As the brand exited Q4, transactions turned positive and continued to build in January.
“There was some omicron and then there were some good weather,” Niccol said. “But what we’ve also seen is our staffing is at the best it’s been. … And I think the combination of focusing on the basics, meaning no menu deactivations, keeping the lines open, both our frontline and digital make-line from open to close, teams deployed correctly, is also a key driver in why we’re seeing the traffic progress in January throughout that whole month.”
” … We’re feeling good about where we are operationally,” he added. “We believe we can still get even better.”
The upward movement in January is a welcomed sign after a dragging Q4. Chipotle began softly in the quarter, seeing mid-single-digit same-store sales increases, but picked up in mid-November once it stopped comparing against the release of brisket in 2021. Matters slowed again in December once Chipotle lapped a menu price jump. Hartung said that around the holidays, the fast casual “didn’t see that pop, that momentum” that it usually does.
In Q4, comps rose 5.6 percent, and that’s inclusive of 13.5 percent pricing, negative 4 percent transactions, and negative 3 percent menu mix.
Chipotle launched Garlic Guajillo Steak nationwide just ahead of Q4, but the innovation didn’t live up to expectations, Niccol said.
“I think it’s one of those things where we tested it in a very different environment than when we rolled it out. And as a result, we got the check benefit, but we didn’t get the transactions,” the CEO said. “And it also had the challenge of rolling over brisket, which was arguably one of our best-performing menu items that we’ve done to date. But we’ll continue to analyze that we make sure we learn from it going forward and that’s why we use the stage-gate process so that we are always learning.”

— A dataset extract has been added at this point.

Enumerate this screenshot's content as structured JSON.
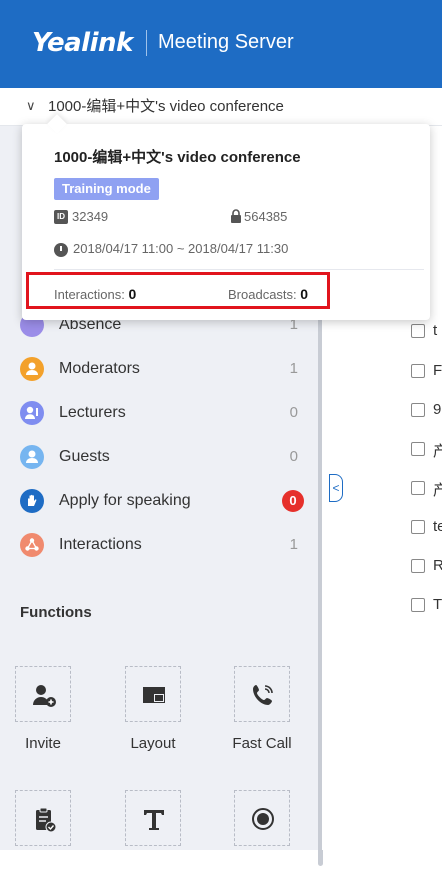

January same-store sales were in the low double digits. Factoring in tougher comparisons for the rest of Q1, Chipotle expects comps to finish in the high single-digit range. Right now, traffic is in the mid-single digits, but it’s projected to slip to the low-single digits as the brand moves away from omicron comparisons. Pricing will be around 9-10 percent, and mix should be in the 2-3 percent range.